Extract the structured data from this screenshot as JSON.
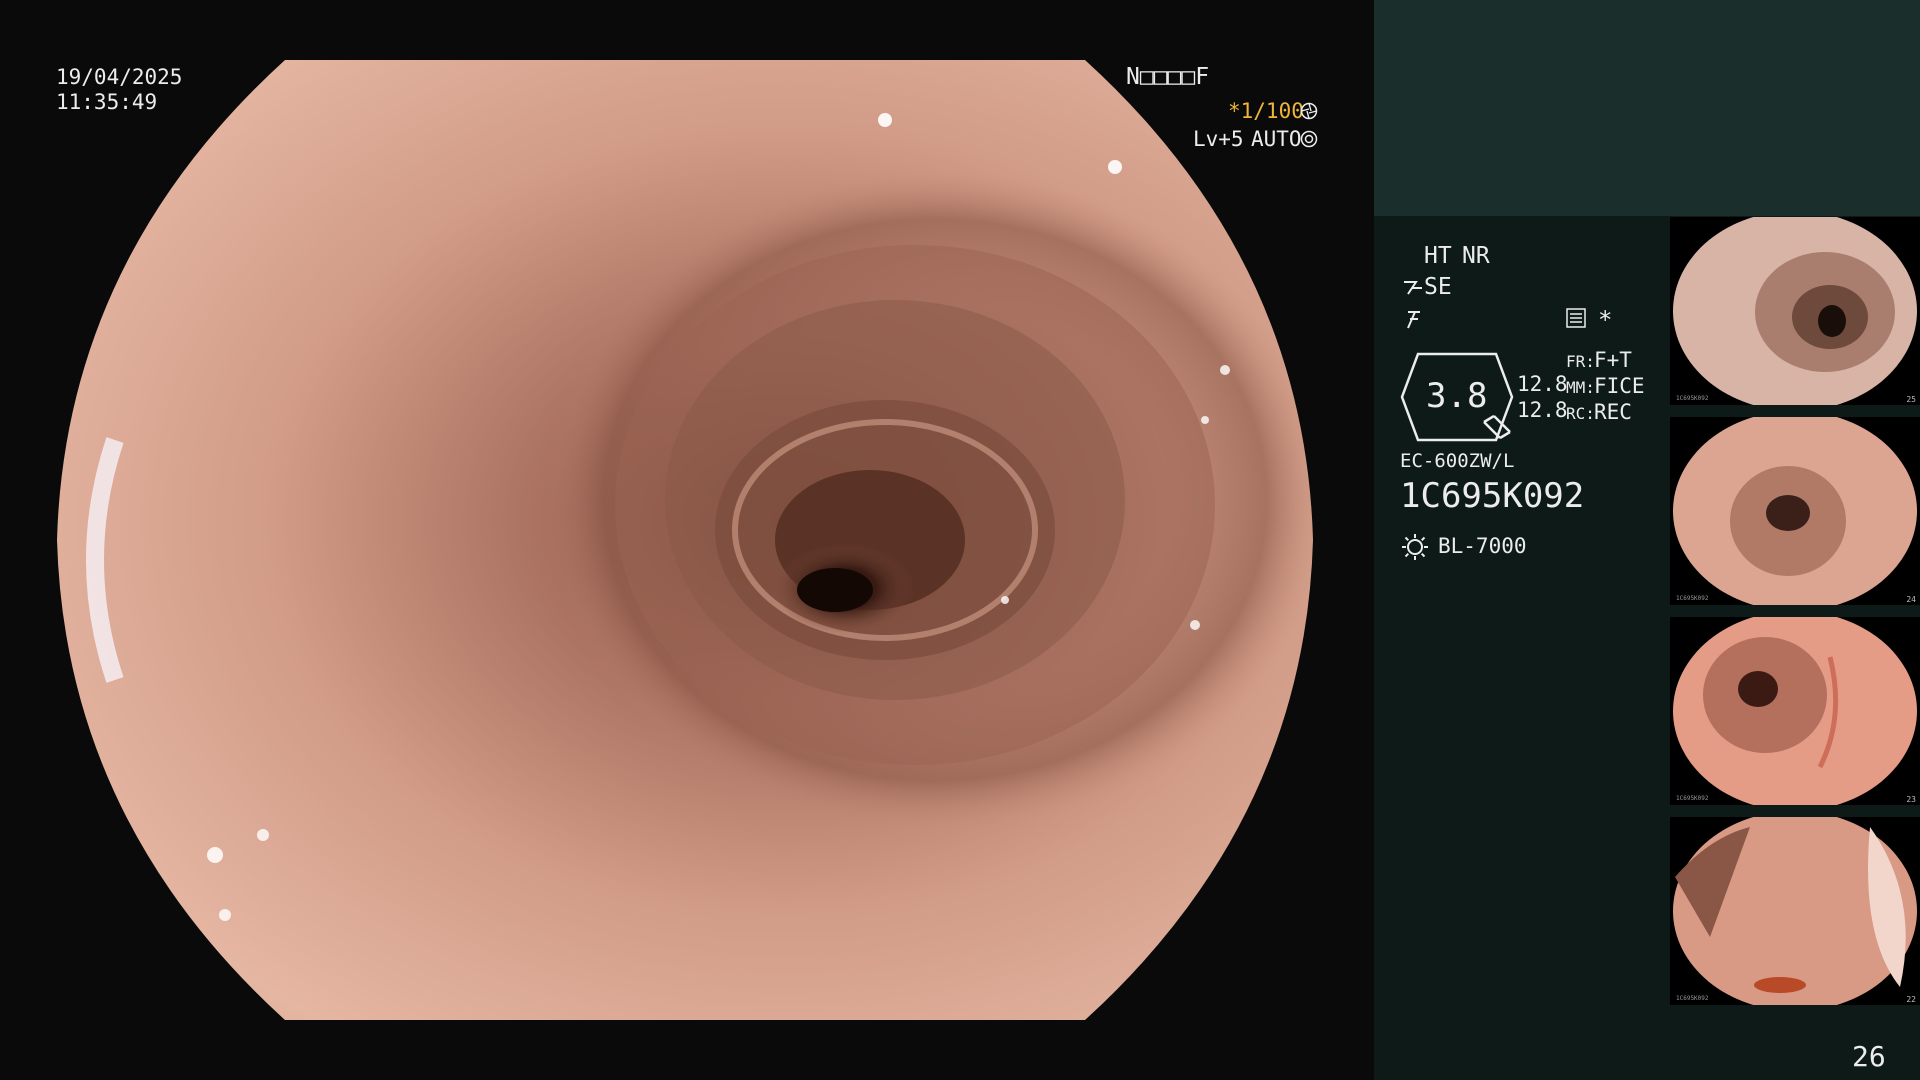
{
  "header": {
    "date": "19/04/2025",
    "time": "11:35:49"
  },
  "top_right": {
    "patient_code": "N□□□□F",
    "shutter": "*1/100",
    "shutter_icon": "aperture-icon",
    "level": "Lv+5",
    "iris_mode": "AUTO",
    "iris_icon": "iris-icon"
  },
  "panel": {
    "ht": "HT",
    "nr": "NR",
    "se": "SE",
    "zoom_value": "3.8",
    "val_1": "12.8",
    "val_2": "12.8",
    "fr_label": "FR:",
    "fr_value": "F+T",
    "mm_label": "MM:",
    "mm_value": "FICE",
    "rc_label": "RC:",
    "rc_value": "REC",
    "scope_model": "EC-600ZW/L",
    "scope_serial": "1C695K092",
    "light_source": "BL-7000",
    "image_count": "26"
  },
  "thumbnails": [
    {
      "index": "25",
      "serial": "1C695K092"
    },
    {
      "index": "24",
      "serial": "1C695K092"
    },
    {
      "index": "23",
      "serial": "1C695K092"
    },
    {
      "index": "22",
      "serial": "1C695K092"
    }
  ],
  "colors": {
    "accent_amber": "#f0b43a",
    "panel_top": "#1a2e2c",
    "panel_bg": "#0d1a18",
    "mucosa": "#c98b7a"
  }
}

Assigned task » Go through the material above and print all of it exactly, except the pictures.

Answer space »
Extract the structured data from this screenshot as JSON.
{
  "header": {
    "date": "19/04/2025",
    "time": "11:35:49"
  },
  "top_right": {
    "patient_code": "N□□□□F",
    "shutter": "*1/100",
    "shutter_icon": "aperture-icon",
    "level": "Lv+5",
    "iris_mode": "AUTO",
    "iris_icon": "iris-icon"
  },
  "panel": {
    "ht": "HT",
    "nr": "NR",
    "se": "SE",
    "zoom_value": "3.8",
    "val_1": "12.8",
    "val_2": "12.8",
    "fr_label": "FR:",
    "fr_value": "F+T",
    "mm_label": "MM:",
    "mm_value": "FICE",
    "rc_label": "RC:",
    "rc_value": "REC",
    "scope_model": "EC-600ZW/L",
    "scope_serial": "1C695K092",
    "light_source": "BL-7000",
    "image_count": "26"
  },
  "thumbnails": [
    {
      "index": "25",
      "serial": "1C695K092"
    },
    {
      "index": "24",
      "serial": "1C695K092"
    },
    {
      "index": "23",
      "serial": "1C695K092"
    },
    {
      "index": "22",
      "serial": "1C695K092"
    }
  ],
  "colors": {
    "accent_amber": "#f0b43a",
    "panel_top": "#1a2e2c",
    "panel_bg": "#0d1a18",
    "mucosa": "#c98b7a"
  }
}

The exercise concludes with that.